──────── Records for the exercise ────────

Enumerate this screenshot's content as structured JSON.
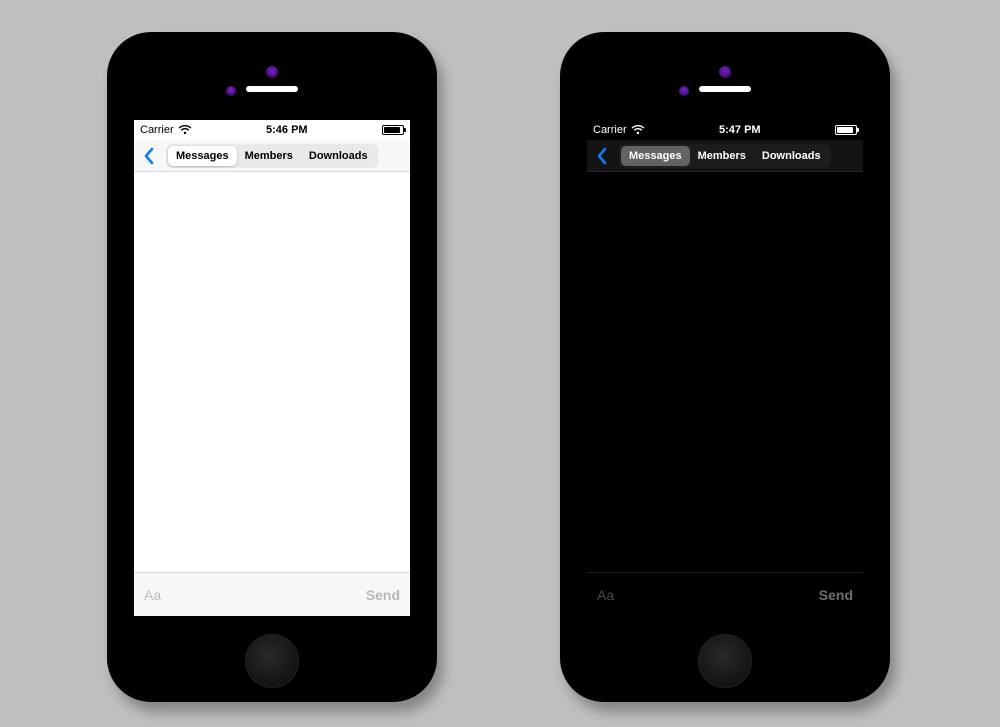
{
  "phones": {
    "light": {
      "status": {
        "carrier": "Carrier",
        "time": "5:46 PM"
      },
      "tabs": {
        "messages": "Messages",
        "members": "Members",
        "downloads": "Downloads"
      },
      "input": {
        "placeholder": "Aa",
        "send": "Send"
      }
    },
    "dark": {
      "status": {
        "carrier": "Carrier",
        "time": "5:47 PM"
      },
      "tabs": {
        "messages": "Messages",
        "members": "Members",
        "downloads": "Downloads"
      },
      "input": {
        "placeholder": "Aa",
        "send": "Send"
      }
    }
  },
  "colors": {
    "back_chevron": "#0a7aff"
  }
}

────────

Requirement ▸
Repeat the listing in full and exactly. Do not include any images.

Output for this exercise ▸
Enumerate this screenshot's content as structured JSON.
{
  "phones": {
    "light": {
      "status": {
        "carrier": "Carrier",
        "time": "5:46 PM"
      },
      "tabs": {
        "messages": "Messages",
        "members": "Members",
        "downloads": "Downloads"
      },
      "input": {
        "placeholder": "Aa",
        "send": "Send"
      }
    },
    "dark": {
      "status": {
        "carrier": "Carrier",
        "time": "5:47 PM"
      },
      "tabs": {
        "messages": "Messages",
        "members": "Members",
        "downloads": "Downloads"
      },
      "input": {
        "placeholder": "Aa",
        "send": "Send"
      }
    }
  },
  "colors": {
    "back_chevron": "#0a7aff"
  }
}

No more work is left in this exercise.